MBS Weekly Market Commentary Week Ending 04/17/2020

Intermediate and long Treasury yields declined last week, as the Treasury market looks to be settling into a trading range after a period of extreme volatility.  The 10-year yield dropped by about 8 basis points, leaving the 2-10 year spread narrower by about 6 basis points.  The decline in the 10-year yield reflected a sharp decrease in the 10-year TIPS break-even (i.e. the projected future inflation rate), which moved in sympathy with weakness in oil prices.

 
 

*The MBS Weekly Market Profile Report corresponds to the commentary below.*

MBS struggled last week, as the Fed tapered back its purchases of the product amid continued weak institutional demand.  The conventional and FHA 30-year current-coupon spreads widened by 17 and 18 basis points, respectively, while the 15-year conventional spread over the 5-year closed about 27 bps wider.   The most liquid coupons (FN/G2 2.5s and Dwarf 2s) trailed their Treasury hedge ratios by over three-quarters of a point.  Both the 30-year Fannie and GNII 3.5/3 coupon swaps remained under severe pressure; the Fannie 3.5/3 swap closed at 8/32nds, while the GNII swap moved back to -18/32s, closing in on its worst level of -28 ticks that it reached in March.

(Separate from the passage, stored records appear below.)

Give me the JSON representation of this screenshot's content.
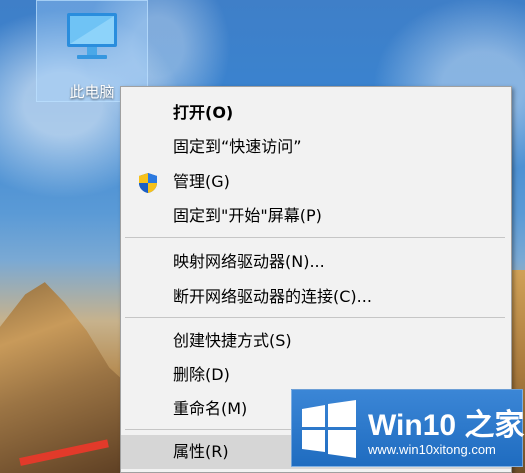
{
  "desktop": {
    "icon_label": "此电脑"
  },
  "context_menu": {
    "items": [
      {
        "label": "打开(O)"
      },
      {
        "label": "固定到“快速访问”"
      },
      {
        "label": "管理(G)"
      },
      {
        "label": "固定到\"开始\"屏幕(P)"
      },
      {
        "label": "映射网络驱动器(N)..."
      },
      {
        "label": "断开网络驱动器的连接(C)..."
      },
      {
        "label": "创建快捷方式(S)"
      },
      {
        "label": "删除(D)"
      },
      {
        "label": "重命名(M)"
      },
      {
        "label": "属性(R)"
      }
    ]
  },
  "watermark": {
    "title": "Win10 之家",
    "url": "www.win10xitong.com"
  },
  "colors": {
    "menu_bg": "#f2f2f2",
    "menu_selected": "#d6d6d6",
    "watermark_bg": "#1f6cc0"
  },
  "icons": [
    "this-pc-icon",
    "uac-shield-icon",
    "windows-logo"
  ]
}
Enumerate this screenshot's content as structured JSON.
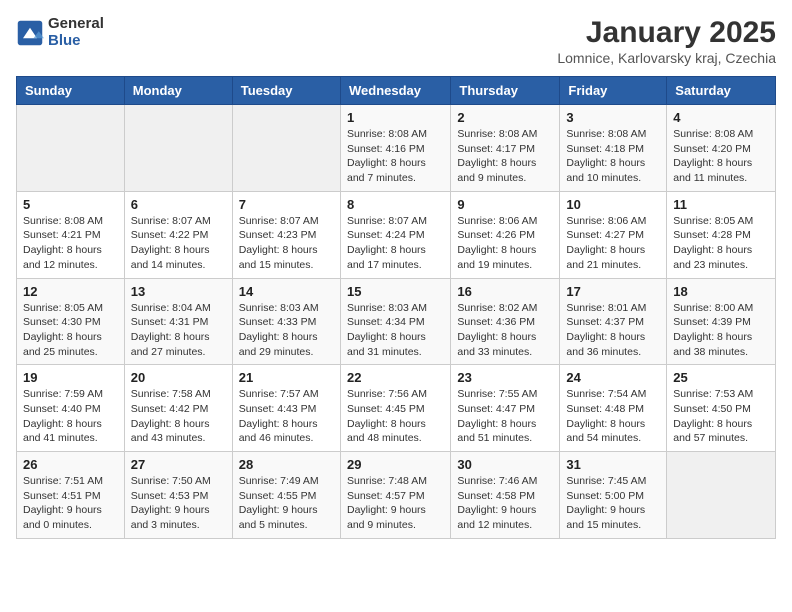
{
  "header": {
    "logo_general": "General",
    "logo_blue": "Blue",
    "title": "January 2025",
    "location": "Lomnice, Karlovarsky kraj, Czechia"
  },
  "days_of_week": [
    "Sunday",
    "Monday",
    "Tuesday",
    "Wednesday",
    "Thursday",
    "Friday",
    "Saturday"
  ],
  "weeks": [
    [
      {
        "day": "",
        "info": ""
      },
      {
        "day": "",
        "info": ""
      },
      {
        "day": "",
        "info": ""
      },
      {
        "day": "1",
        "info": "Sunrise: 8:08 AM\nSunset: 4:16 PM\nDaylight: 8 hours\nand 7 minutes."
      },
      {
        "day": "2",
        "info": "Sunrise: 8:08 AM\nSunset: 4:17 PM\nDaylight: 8 hours\nand 9 minutes."
      },
      {
        "day": "3",
        "info": "Sunrise: 8:08 AM\nSunset: 4:18 PM\nDaylight: 8 hours\nand 10 minutes."
      },
      {
        "day": "4",
        "info": "Sunrise: 8:08 AM\nSunset: 4:20 PM\nDaylight: 8 hours\nand 11 minutes."
      }
    ],
    [
      {
        "day": "5",
        "info": "Sunrise: 8:08 AM\nSunset: 4:21 PM\nDaylight: 8 hours\nand 12 minutes."
      },
      {
        "day": "6",
        "info": "Sunrise: 8:07 AM\nSunset: 4:22 PM\nDaylight: 8 hours\nand 14 minutes."
      },
      {
        "day": "7",
        "info": "Sunrise: 8:07 AM\nSunset: 4:23 PM\nDaylight: 8 hours\nand 15 minutes."
      },
      {
        "day": "8",
        "info": "Sunrise: 8:07 AM\nSunset: 4:24 PM\nDaylight: 8 hours\nand 17 minutes."
      },
      {
        "day": "9",
        "info": "Sunrise: 8:06 AM\nSunset: 4:26 PM\nDaylight: 8 hours\nand 19 minutes."
      },
      {
        "day": "10",
        "info": "Sunrise: 8:06 AM\nSunset: 4:27 PM\nDaylight: 8 hours\nand 21 minutes."
      },
      {
        "day": "11",
        "info": "Sunrise: 8:05 AM\nSunset: 4:28 PM\nDaylight: 8 hours\nand 23 minutes."
      }
    ],
    [
      {
        "day": "12",
        "info": "Sunrise: 8:05 AM\nSunset: 4:30 PM\nDaylight: 8 hours\nand 25 minutes."
      },
      {
        "day": "13",
        "info": "Sunrise: 8:04 AM\nSunset: 4:31 PM\nDaylight: 8 hours\nand 27 minutes."
      },
      {
        "day": "14",
        "info": "Sunrise: 8:03 AM\nSunset: 4:33 PM\nDaylight: 8 hours\nand 29 minutes."
      },
      {
        "day": "15",
        "info": "Sunrise: 8:03 AM\nSunset: 4:34 PM\nDaylight: 8 hours\nand 31 minutes."
      },
      {
        "day": "16",
        "info": "Sunrise: 8:02 AM\nSunset: 4:36 PM\nDaylight: 8 hours\nand 33 minutes."
      },
      {
        "day": "17",
        "info": "Sunrise: 8:01 AM\nSunset: 4:37 PM\nDaylight: 8 hours\nand 36 minutes."
      },
      {
        "day": "18",
        "info": "Sunrise: 8:00 AM\nSunset: 4:39 PM\nDaylight: 8 hours\nand 38 minutes."
      }
    ],
    [
      {
        "day": "19",
        "info": "Sunrise: 7:59 AM\nSunset: 4:40 PM\nDaylight: 8 hours\nand 41 minutes."
      },
      {
        "day": "20",
        "info": "Sunrise: 7:58 AM\nSunset: 4:42 PM\nDaylight: 8 hours\nand 43 minutes."
      },
      {
        "day": "21",
        "info": "Sunrise: 7:57 AM\nSunset: 4:43 PM\nDaylight: 8 hours\nand 46 minutes."
      },
      {
        "day": "22",
        "info": "Sunrise: 7:56 AM\nSunset: 4:45 PM\nDaylight: 8 hours\nand 48 minutes."
      },
      {
        "day": "23",
        "info": "Sunrise: 7:55 AM\nSunset: 4:47 PM\nDaylight: 8 hours\nand 51 minutes."
      },
      {
        "day": "24",
        "info": "Sunrise: 7:54 AM\nSunset: 4:48 PM\nDaylight: 8 hours\nand 54 minutes."
      },
      {
        "day": "25",
        "info": "Sunrise: 7:53 AM\nSunset: 4:50 PM\nDaylight: 8 hours\nand 57 minutes."
      }
    ],
    [
      {
        "day": "26",
        "info": "Sunrise: 7:51 AM\nSunset: 4:51 PM\nDaylight: 9 hours\nand 0 minutes."
      },
      {
        "day": "27",
        "info": "Sunrise: 7:50 AM\nSunset: 4:53 PM\nDaylight: 9 hours\nand 3 minutes."
      },
      {
        "day": "28",
        "info": "Sunrise: 7:49 AM\nSunset: 4:55 PM\nDaylight: 9 hours\nand 5 minutes."
      },
      {
        "day": "29",
        "info": "Sunrise: 7:48 AM\nSunset: 4:57 PM\nDaylight: 9 hours\nand 9 minutes."
      },
      {
        "day": "30",
        "info": "Sunrise: 7:46 AM\nSunset: 4:58 PM\nDaylight: 9 hours\nand 12 minutes."
      },
      {
        "day": "31",
        "info": "Sunrise: 7:45 AM\nSunset: 5:00 PM\nDaylight: 9 hours\nand 15 minutes."
      },
      {
        "day": "",
        "info": ""
      }
    ]
  ]
}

Fed purchases were more than $14 billion lower from the prior week despite reflecting a full five days of purchases.  The table below shows the Fed’s purchases by product and coupon; they basically reduced all their purchases except for Fannie 2.5s and (to a lesser extent) 15-year 2s and 3s. Click to enlarge Their average daily purchases dropped from over $20 billion to roughly $13.6 billion.  Their activity arguably reflected the desire to find the “right” level of purchases to keep the market stable (and liquidity healthy) without pushing prices inordinately higher.  The Fed is planning to further reduce its daily purchases this week to something in the area of $10-12 billion, which hopefully will continue to support the sector without causing prices to spike.

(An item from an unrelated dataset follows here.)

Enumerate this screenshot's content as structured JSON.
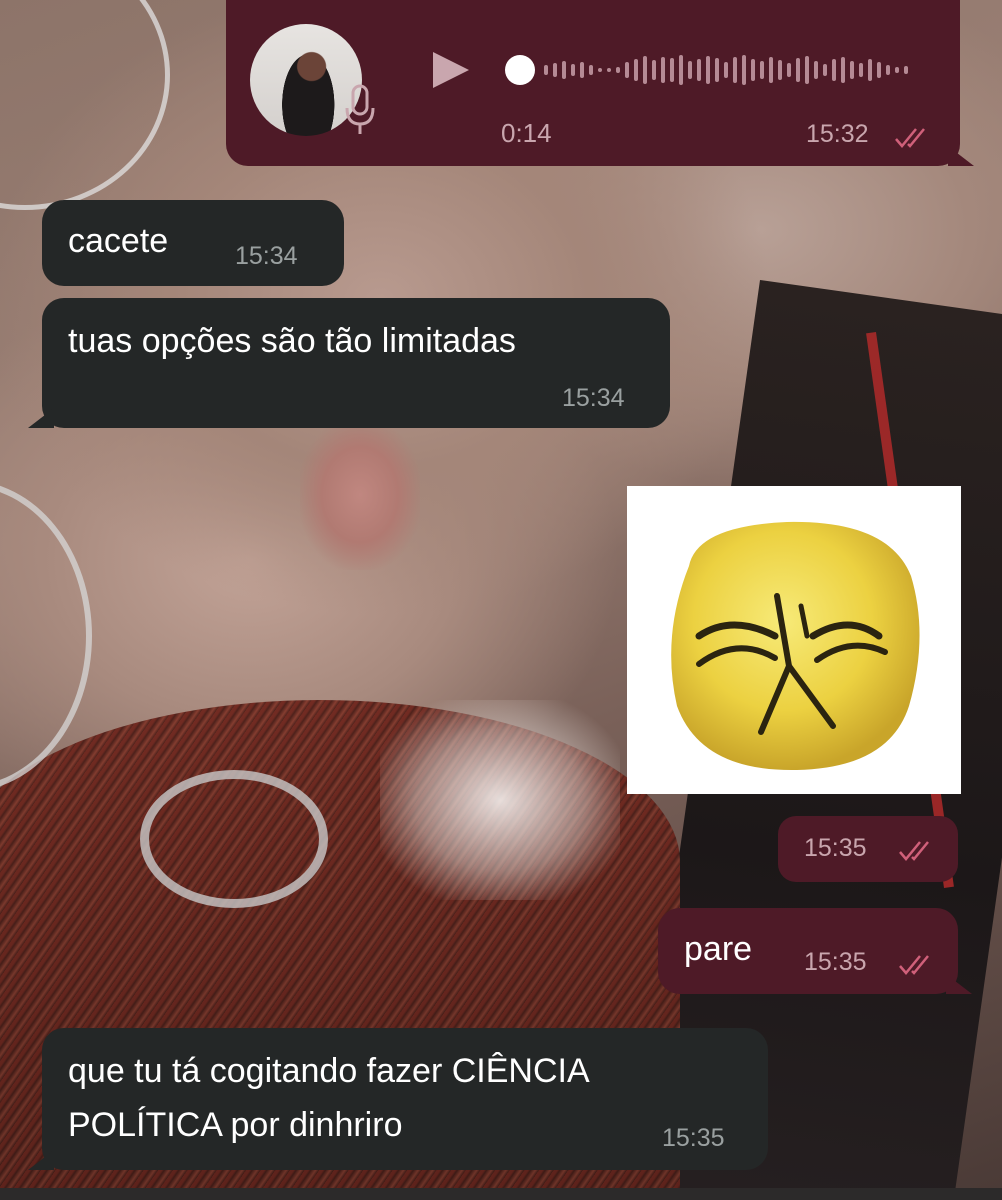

One interesting development last week was the uptick in conventional 2% trading.  FINRA only starting breaking out trading in UM30 2s on 4/9; prior to that, they only listed “<=2.5%” on their daily reports.  Trading rose from virtually zero at that point to over $5 billion on Friday, and while that pales beside the respective $84 billion and $50 billion recorded for UM30 2.5s and 3s it still represented an impressive total, especially since about $3.2 billion was in specified pools (versus the $6-7 billion in conventional 2.5s and 3s).  A key question remains whether the Fed will ever purchase the coupon; they only began purchasing 30-year 2.5s late last year after eschewing them since 2013.

Finally, overall application activity remains fairly robust in spite of the pandemic-induced spike in unemployment and the resulting weak purchase market.  The chart below shows the MBA’s composite (i.e., total) application index, re-indexed so that the first quarter of 2015 represents a level of 100.  The chart indicates that while overall application activity is about 35% off its early March highs it is still about 82% than its average from September 2013 through the end of 2019.  This suggests that once the backlog of locks in lenders’ pipelines clears out there should be a lot of refinancing business to be done at the current all-time low levels of mortgage rates. Click to enlarge

 

 

About the Author: Bill Berliner

As Director of Analytics, Bill Berliner is tasked with developing new products and services, enhancing existing solutions, and helping to expand MCT’s footprint as the preeminent industry-leader in secondary marketing capabilities for lenders.

Mr. Berliner boasts more than 30 years of experience in a variety of areas within secondary marketing. He is a seasoned financial professional with extensive knowledge working with fixed income trading and structuring, research and analysis, risk management, and esoteric asset valuation.

Mr. Berliner has also written extensively on mortgages, MBS, and the capital markets. He is the co-author, with Frank Fabozzi and Anand Bhattacharya, of Mortgage-Backed Securities: Products, Structuring, and Analytical Techniques, which was named one of the top ten finance texts in 2007 by RiskBooks. He wrote and edited chapters for The Handbook of Mortgage-Backed Securities, The Handbook of Fixed-Income Securities, Securities Finance, and The Encyclopedia of Financial Models. In addition, Mr. Berliner co-authored papers published in The Journal of Structured Finance and American Securitization. He also wrote the monthly “In My View” column for Asset Securitization Report from 2008-2012.